Monday, October 23, 2017

The Revolution of Marina M by Janet Fitch, an epic novel of the Russian Revolution

Timed for the centenary of the Russian Revolution, this mammoth epic from best-seller Fitch (Paint It Black, 2006) presents this tumultuous epoch from the viewpoint of a passionate, resilient young woman.

The daughter of a bourgeois St. Petersburg family in 1916, Marina Makarova finds herself caught up by revolutionary fervor. First enamored of her older brother’s friend, then irresistibly drawn to a Bolshevik poet, she finds her family relationships and friendships torn apart as the country’s political and social order ruptures.
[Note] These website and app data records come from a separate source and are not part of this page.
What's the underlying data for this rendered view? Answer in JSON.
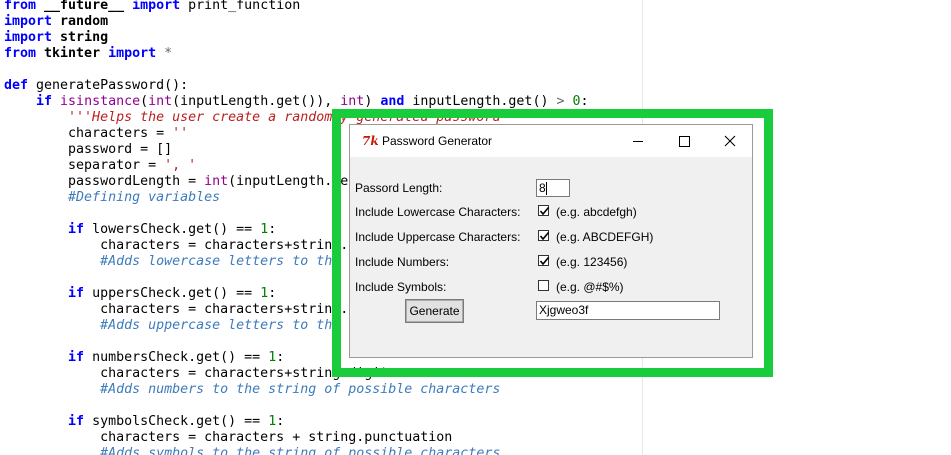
{
  "editor": {
    "lines": [
      {
        "segments": [
          {
            "t": "from ",
            "c": "kw"
          },
          {
            "t": "__future__ ",
            "c": "nm"
          },
          {
            "t": "import ",
            "c": "kw"
          },
          {
            "t": "print_function",
            "c": ""
          }
        ]
      },
      {
        "segments": [
          {
            "t": "import ",
            "c": "kw"
          },
          {
            "t": "random",
            "c": "nm"
          }
        ]
      },
      {
        "segments": [
          {
            "t": "import ",
            "c": "kw"
          },
          {
            "t": "string",
            "c": "nm"
          }
        ]
      },
      {
        "segments": [
          {
            "t": "from ",
            "c": "kw"
          },
          {
            "t": "tkinter ",
            "c": "nm"
          },
          {
            "t": "import ",
            "c": "kw"
          },
          {
            "t": "*",
            "c": "op"
          }
        ]
      },
      {
        "segments": []
      },
      {
        "segments": [
          {
            "t": "def ",
            "c": "kw"
          },
          {
            "t": "generatePassword",
            "c": ""
          },
          {
            "t": "():",
            "c": ""
          }
        ]
      },
      {
        "segments": [
          {
            "t": "    if ",
            "c": "kw"
          },
          {
            "t": "isinstance",
            "c": "bi"
          },
          {
            "t": "(",
            "c": ""
          },
          {
            "t": "int",
            "c": "bi"
          },
          {
            "t": "(inputLength.get()), ",
            "c": ""
          },
          {
            "t": "int",
            "c": "bi"
          },
          {
            "t": ") ",
            "c": ""
          },
          {
            "t": "and ",
            "c": "kw"
          },
          {
            "t": "inputLength.get() ",
            "c": ""
          },
          {
            "t": "> ",
            "c": "op"
          },
          {
            "t": "0",
            "c": "num"
          },
          {
            "t": ":",
            "c": ""
          }
        ]
      },
      {
        "segments": [
          {
            "t": "        '''Helps the user create a randomly generated password",
            "c": "str"
          }
        ]
      },
      {
        "segments": [
          {
            "t": "        characters = ",
            "c": ""
          },
          {
            "t": "''",
            "c": "sq"
          }
        ]
      },
      {
        "segments": [
          {
            "t": "        password = []",
            "c": ""
          }
        ]
      },
      {
        "segments": [
          {
            "t": "        separator = ",
            "c": ""
          },
          {
            "t": "', '",
            "c": "sq"
          }
        ]
      },
      {
        "segments": [
          {
            "t": "        passwordLength = ",
            "c": ""
          },
          {
            "t": "int",
            "c": "bi"
          },
          {
            "t": "(inputLength.get())",
            "c": ""
          }
        ]
      },
      {
        "segments": [
          {
            "t": "        #Defining variables",
            "c": "cmt"
          }
        ]
      },
      {
        "segments": []
      },
      {
        "segments": [
          {
            "t": "        if ",
            "c": "kw"
          },
          {
            "t": "lowersCheck.get() == ",
            "c": ""
          },
          {
            "t": "1",
            "c": "num"
          },
          {
            "t": ":",
            "c": ""
          }
        ]
      },
      {
        "segments": [
          {
            "t": "            characters = characters+string.ascii_lowercase",
            "c": ""
          }
        ]
      },
      {
        "segments": [
          {
            "t": "            #Adds lowercase letters to the string of possible characters",
            "c": "cmt"
          }
        ]
      },
      {
        "segments": []
      },
      {
        "segments": [
          {
            "t": "        if ",
            "c": "kw"
          },
          {
            "t": "uppersCheck.get() == ",
            "c": ""
          },
          {
            "t": "1",
            "c": "num"
          },
          {
            "t": ":",
            "c": ""
          }
        ]
      },
      {
        "segments": [
          {
            "t": "            characters = characters+string.ascii_uppercase",
            "c": ""
          }
        ]
      },
      {
        "segments": [
          {
            "t": "            #Adds uppercase letters to the string of possible characters",
            "c": "cmt"
          }
        ]
      },
      {
        "segments": []
      },
      {
        "segments": [
          {
            "t": "        if ",
            "c": "kw"
          },
          {
            "t": "numbersCheck.get() == ",
            "c": ""
          },
          {
            "t": "1",
            "c": "num"
          },
          {
            "t": ":",
            "c": ""
          }
        ]
      },
      {
        "segments": [
          {
            "t": "            characters = characters+string.digits",
            "c": ""
          }
        ]
      },
      {
        "segments": [
          {
            "t": "            #Adds numbers to the string of possible characters",
            "c": "cmt"
          }
        ]
      },
      {
        "segments": []
      },
      {
        "segments": [
          {
            "t": "        if ",
            "c": "kw"
          },
          {
            "t": "symbolsCheck.get() == ",
            "c": ""
          },
          {
            "t": "1",
            "c": "num"
          },
          {
            "t": ":",
            "c": ""
          }
        ]
      },
      {
        "segments": [
          {
            "t": "            characters = characters + string.punctuation",
            "c": ""
          }
        ]
      },
      {
        "segments": [
          {
            "t": "            #Adds symbols to the string of possible characters",
            "c": "cmt"
          }
        ]
      }
    ]
  },
  "window": {
    "icon_text": "7k",
    "title": "Password Generator",
    "controls": {
      "minimize": "minimize-icon",
      "maximize": "maximize-icon",
      "close": "close-icon"
    }
  },
  "form": {
    "length_label": "Passord Length:",
    "length_value": "8",
    "options": [
      {
        "label": "Include Lowercase Characters:",
        "checked": true,
        "hint": "(e.g. abcdefgh)"
      },
      {
        "label": "Include Uppercase Characters:",
        "checked": true,
        "hint": "(e.g. ABCDEFGH)"
      },
      {
        "label": "Include Numbers:",
        "checked": true,
        "hint": "(e.g. 123456)"
      },
      {
        "label": "Include Symbols:",
        "checked": false,
        "hint": "(e.g. @#$%)"
      }
    ],
    "generate_label": "Generate",
    "password_value": "Xjgweo3f"
  },
  "colors": {
    "highlight": "#19cc3b",
    "keyword": "#0000ff",
    "comment": "#3d7bbd",
    "string": "#ba2121"
  }
}
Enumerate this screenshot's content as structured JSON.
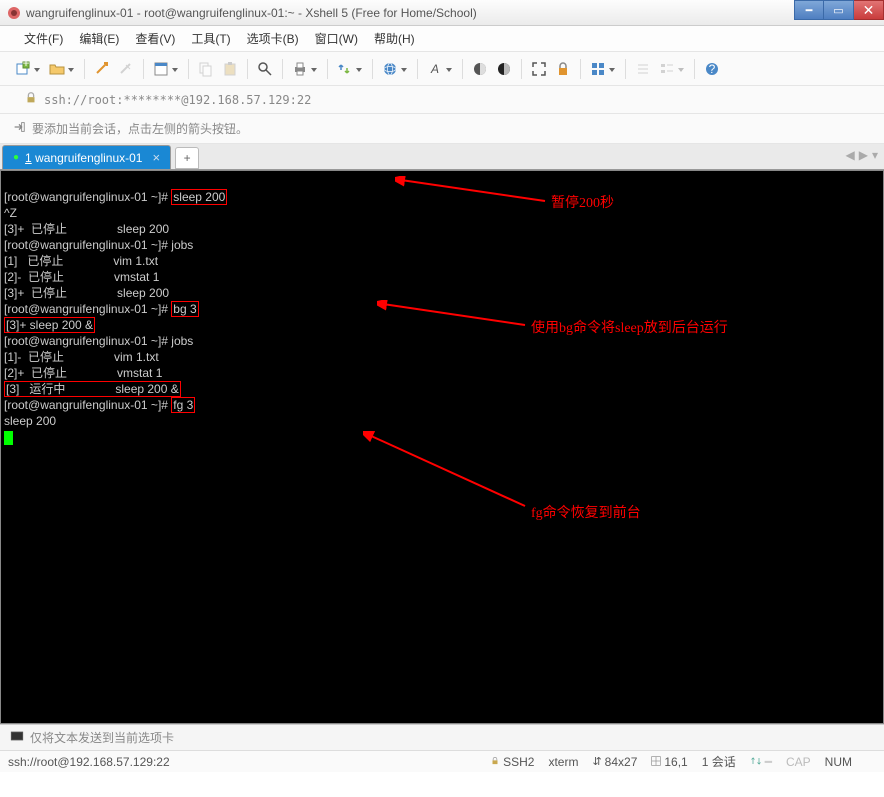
{
  "window": {
    "title": "wangruifenglinux-01 - root@wangruifenglinux-01:~ - Xshell 5 (Free for Home/School)"
  },
  "menu": {
    "file": "文件(F)",
    "edit": "编辑(E)",
    "view": "查看(V)",
    "tools": "工具(T)",
    "tabs": "选项卡(B)",
    "window": "窗口(W)",
    "help": "帮助(H)"
  },
  "address": {
    "text": "ssh://root:********@192.168.57.129:22"
  },
  "hint": {
    "text": "要添加当前会话，点击左侧的箭头按钮。"
  },
  "tab": {
    "index": "1",
    "label": "wangruifenglinux-01"
  },
  "terminal": {
    "line1_prompt": "[root@wangruifenglinux-01 ~]# ",
    "line1_cmd": "sleep 200",
    "line2": "^Z",
    "line3": "[3]+  已停止               sleep 200",
    "line4_prompt": "[root@wangruifenglinux-01 ~]# ",
    "line4_cmd": "jobs",
    "line5": "[1]   已停止               vim 1.txt",
    "line6": "[2]-  已停止               vmstat 1",
    "line7": "[3]+  已停止               sleep 200",
    "line8_prompt": "[root@wangruifenglinux-01 ~]# ",
    "line8_cmd": "bg 3",
    "line9": "[3]+ sleep 200 &",
    "line10_prompt": "[root@wangruifenglinux-01 ~]# ",
    "line10_cmd": "jobs",
    "line11": "[1]-  已停止               vim 1.txt",
    "line12": "[2]+  已停止               vmstat 1",
    "line13": "[3]   运行中               sleep 200 &",
    "line14_prompt": "[root@wangruifenglinux-01 ~]# ",
    "line14_cmd": "fg 3",
    "line15": "sleep 200"
  },
  "annotations": {
    "a1": "暂停200秒",
    "a2": "使用bg命令将sleep放到后台运行",
    "a3": "fg命令恢复到前台"
  },
  "input": {
    "placeholder": "仅将文本发送到当前选项卡"
  },
  "status": {
    "conn": "ssh://root@192.168.57.129:22",
    "ssh": "SSH2",
    "term": "xterm",
    "size": "84x27",
    "pos": "16,1",
    "session": "1 会话",
    "caps": "CAP",
    "num": "NUM"
  },
  "icons": {
    "lock": "lock-icon",
    "new": "new-session-icon",
    "open": "open-folder-icon"
  }
}
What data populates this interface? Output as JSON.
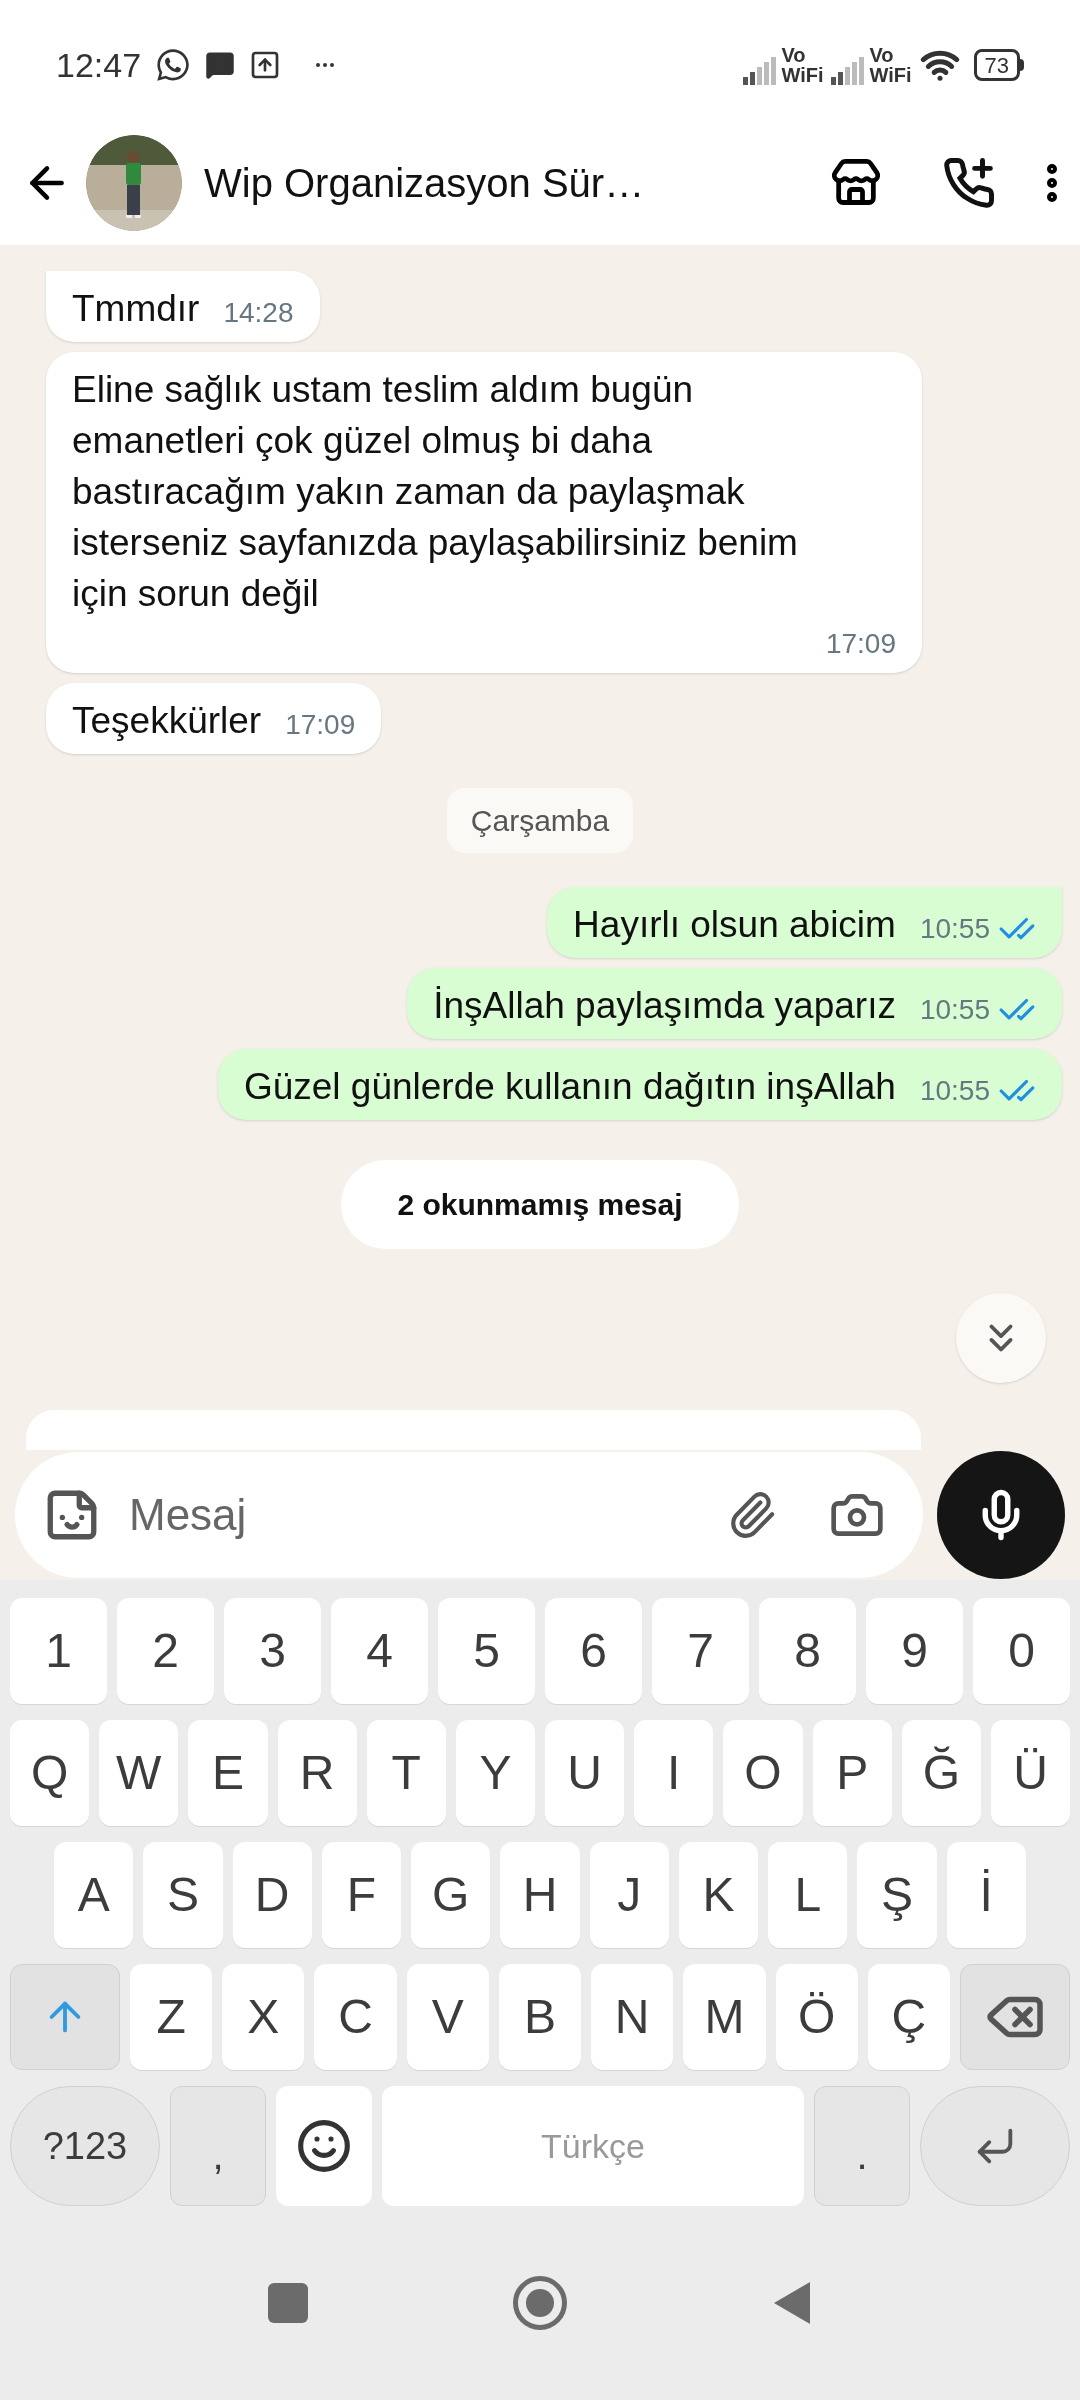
{
  "status_bar": {
    "time": "12:47",
    "sims": [
      {
        "label_top": "Vo",
        "label_bottom": "WiFi"
      },
      {
        "label_top": "Vo",
        "label_bottom": "WiFi"
      }
    ],
    "battery": "73"
  },
  "header": {
    "title": "Wip Organizasyon Sür…"
  },
  "chat": {
    "items": [
      {
        "kind": "incoming",
        "text": "Tmmdır",
        "time": "14:28",
        "tail": true
      },
      {
        "kind": "incoming",
        "text": "Eline sağlık ustam teslim aldım bugün emanetleri çok güzel olmuş bi daha bastıracağım yakın zaman da paylaşmak isterseniz sayfanızda paylaşabilirsiniz benim için sorun değil",
        "time": "17:09",
        "tail": false
      },
      {
        "kind": "incoming",
        "text": "Teşekkürler",
        "time": "17:09",
        "tail": false
      },
      {
        "kind": "date",
        "text": "Çarşamba"
      },
      {
        "kind": "outgoing",
        "text": "Hayırlı olsun abicim",
        "time": "10:55",
        "tail": true,
        "read": true
      },
      {
        "kind": "outgoing",
        "text": "İnşAllah paylaşımda yaparız",
        "time": "10:55",
        "tail": false,
        "read": true
      },
      {
        "kind": "outgoing",
        "text": "Güzel günlerde kullanın dağıtın inşAllah",
        "time": "10:55",
        "tail": false,
        "read": true
      },
      {
        "kind": "unread",
        "text": "2 okunmamış mesaj"
      }
    ]
  },
  "composer": {
    "placeholder": "Mesaj"
  },
  "keyboard": {
    "rows": [
      {
        "keys": [
          {
            "label": "1"
          },
          {
            "label": "2"
          },
          {
            "label": "3"
          },
          {
            "label": "4"
          },
          {
            "label": "5"
          },
          {
            "label": "6"
          },
          {
            "label": "7"
          },
          {
            "label": "8"
          },
          {
            "label": "9"
          },
          {
            "label": "0"
          }
        ]
      },
      {
        "keys": [
          {
            "label": "Q"
          },
          {
            "label": "W"
          },
          {
            "label": "E"
          },
          {
            "label": "R"
          },
          {
            "label": "T"
          },
          {
            "label": "Y"
          },
          {
            "label": "U"
          },
          {
            "label": "I"
          },
          {
            "label": "O"
          },
          {
            "label": "P"
          },
          {
            "label": "Ğ"
          },
          {
            "label": "Ü"
          }
        ]
      },
      {
        "keys": [
          {
            "label": "A"
          },
          {
            "label": "S"
          },
          {
            "label": "D"
          },
          {
            "label": "F"
          },
          {
            "label": "G"
          },
          {
            "label": "H"
          },
          {
            "label": "J"
          },
          {
            "label": "K"
          },
          {
            "label": "L"
          },
          {
            "label": "Ş"
          },
          {
            "label": "İ"
          }
        ]
      },
      {
        "keys": [
          {
            "kind": "shift",
            "on": true
          },
          {
            "label": "Z"
          },
          {
            "label": "X"
          },
          {
            "label": "C"
          },
          {
            "label": "V"
          },
          {
            "label": "B"
          },
          {
            "label": "N"
          },
          {
            "label": "M"
          },
          {
            "label": "Ö"
          },
          {
            "label": "Ç"
          },
          {
            "kind": "backspace"
          }
        ]
      },
      {
        "keys": [
          {
            "kind": "symbols",
            "label": "?123"
          },
          {
            "kind": "punct",
            "label": ","
          },
          {
            "kind": "emoji"
          },
          {
            "kind": "space",
            "label": "Türkçe"
          },
          {
            "kind": "punct",
            "label": "."
          },
          {
            "kind": "enter"
          }
        ]
      }
    ]
  }
}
With heightened immediacy, Fitch’s novel presents a richly described, on-the-street view of the revolution’s transformative, often violent throes in Marina’s “beloved and heartbreaking city,” from the behavior of newly emboldened servants to rampant hunger and poverty, and speculators negotiating backroom deals. Fitch provides an excellent sense of history’s unpredictability and shows how the desperate pursuit of survival leads to morally compromising decisions.

It’s unusual for a novel of this length to follow a single narrative thread, and the ending turns bizarre, but the momentum rarely slackens. Fitch’s cinematic storytelling and Marina’s vibrant personality are standout elements in this dramatic novel.

The Revolution of Marina M will be published by Little, Brown in November (hb, $30/ebook, $15.99, 816pp).  This review was submitted to Booklist for publication in the Oct 15th issue.

As you'll see, I was kept busy reading over the summer, with this lengthy novel, the previous one (Time's Betrayal, at over 1100 pages), and a couple of others whose reviews are forthcoming. For readers interested in the Russian Revolution of 1917 and its aftermath, I hope to post a reading list of additional historical novels in the near future.


  1. Anonymous3:07 PM

    I've got a copy of THE WINTER STATION by Jody Shields which I'm looking forward to reading. I also look forward to your fiction list; there's already been a lot of NF published this year on the subject.

    Sarah OL

  2. This reminds me that I meant to post my list but hadn't gotten around to it yet - sometime within the next couple of weeks, I hope! The Winter Station was going to be on it.